▶ **THE PROBLEM**: The expected result is every entry, retyped character for character.

** EXERCISE MATERIALS follows **

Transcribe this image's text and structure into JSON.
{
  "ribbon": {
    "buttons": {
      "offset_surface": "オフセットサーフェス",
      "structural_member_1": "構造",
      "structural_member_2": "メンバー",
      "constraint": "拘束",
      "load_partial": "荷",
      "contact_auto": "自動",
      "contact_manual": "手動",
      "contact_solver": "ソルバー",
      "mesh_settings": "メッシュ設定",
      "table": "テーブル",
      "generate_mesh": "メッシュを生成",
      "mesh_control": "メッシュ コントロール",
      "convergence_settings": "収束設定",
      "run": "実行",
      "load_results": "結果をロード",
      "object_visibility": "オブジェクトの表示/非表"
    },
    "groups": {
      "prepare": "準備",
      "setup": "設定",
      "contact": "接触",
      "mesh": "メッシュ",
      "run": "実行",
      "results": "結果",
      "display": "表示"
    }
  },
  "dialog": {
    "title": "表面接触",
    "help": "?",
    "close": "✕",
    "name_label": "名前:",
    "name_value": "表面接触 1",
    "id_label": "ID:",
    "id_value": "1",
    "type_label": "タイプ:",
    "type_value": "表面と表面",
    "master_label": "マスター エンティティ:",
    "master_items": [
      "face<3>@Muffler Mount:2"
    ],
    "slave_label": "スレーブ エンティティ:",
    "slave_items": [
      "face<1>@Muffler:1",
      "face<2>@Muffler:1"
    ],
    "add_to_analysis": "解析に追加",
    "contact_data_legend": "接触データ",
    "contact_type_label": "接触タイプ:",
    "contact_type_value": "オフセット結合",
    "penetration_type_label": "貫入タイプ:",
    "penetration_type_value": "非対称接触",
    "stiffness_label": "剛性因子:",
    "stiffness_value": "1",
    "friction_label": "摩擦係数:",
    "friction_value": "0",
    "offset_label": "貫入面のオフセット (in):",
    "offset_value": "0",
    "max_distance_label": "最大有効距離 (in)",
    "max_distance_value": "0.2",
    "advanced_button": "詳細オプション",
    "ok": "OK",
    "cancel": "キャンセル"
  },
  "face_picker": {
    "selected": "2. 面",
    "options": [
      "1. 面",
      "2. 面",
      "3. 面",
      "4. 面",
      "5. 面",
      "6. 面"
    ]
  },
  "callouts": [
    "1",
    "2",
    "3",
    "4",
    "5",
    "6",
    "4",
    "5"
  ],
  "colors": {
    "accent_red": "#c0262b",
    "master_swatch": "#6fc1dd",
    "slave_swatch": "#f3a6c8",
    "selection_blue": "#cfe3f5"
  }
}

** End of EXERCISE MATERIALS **

▶ **RESPONSE**:
Transcribe this image's text and structure into JSON.
{
  "ribbon": {
    "buttons": {
      "offset_surface": "オフセットサーフェス",
      "structural_member_1": "構造",
      "structural_member_2": "メンバー",
      "constraint": "拘束",
      "load_partial": "荷",
      "contact_auto": "自動",
      "contact_manual": "手動",
      "contact_solver": "ソルバー",
      "mesh_settings": "メッシュ設定",
      "table": "テーブル",
      "generate_mesh": "メッシュを生成",
      "mesh_control": "メッシュ コントロール",
      "convergence_settings": "収束設定",
      "run": "実行",
      "load_results": "結果をロード",
      "object_visibility": "オブジェクトの表示/非表"
    },
    "groups": {
      "prepare": "準備",
      "setup": "設定",
      "contact": "接触",
      "mesh": "メッシュ",
      "run": "実行",
      "results": "結果",
      "display": "表示"
    }
  },
  "dialog": {
    "title": "表面接触",
    "help": "?",
    "close": "✕",
    "name_label": "名前:",
    "name_value": "表面接触 1",
    "id_label": "ID:",
    "id_value": "1",
    "type_label": "タイプ:",
    "type_value": "表面と表面",
    "master_label": "マスター エンティティ:",
    "master_items": [
      "face<3>@Muffler Mount:2"
    ],
    "slave_label": "スレーブ エンティティ:",
    "slave_items": [
      "face<1>@Muffler:1",
      "face<2>@Muffler:1"
    ],
    "add_to_analysis": "解析に追加",
    "contact_data_legend": "接触データ",
    "contact_type_label": "接触タイプ:",
    "contact_type_value": "オフセット結合",
    "penetration_type_label": "貫入タイプ:",
    "penetration_type_value": "非対称接触",
    "stiffness_label": "剛性因子:",
    "stiffness_value": "1",
    "friction_label": "摩擦係数:",
    "friction_value": "0",
    "offset_label": "貫入面のオフセット (in):",
    "offset_value": "0",
    "max_distance_label": "最大有効距離 (in)",
    "max_distance_value": "0.2",
    "advanced_button": "詳細オプション",
    "ok": "OK",
    "cancel": "キャンセル"
  },
  "face_picker": {
    "selected": "2. 面",
    "options": [
      "1. 面",
      "2. 面",
      "3. 面",
      "4. 面",
      "5. 面",
      "6. 面"
    ]
  },
  "callouts": [
    "1",
    "2",
    "3",
    "4",
    "5",
    "6",
    "4",
    "5"
  ],
  "colors": {
    "accent_red": "#c0262b",
    "master_swatch": "#6fc1dd",
    "slave_swatch": "#f3a6c8",
    "selection_blue": "#cfe3f5"
  }
}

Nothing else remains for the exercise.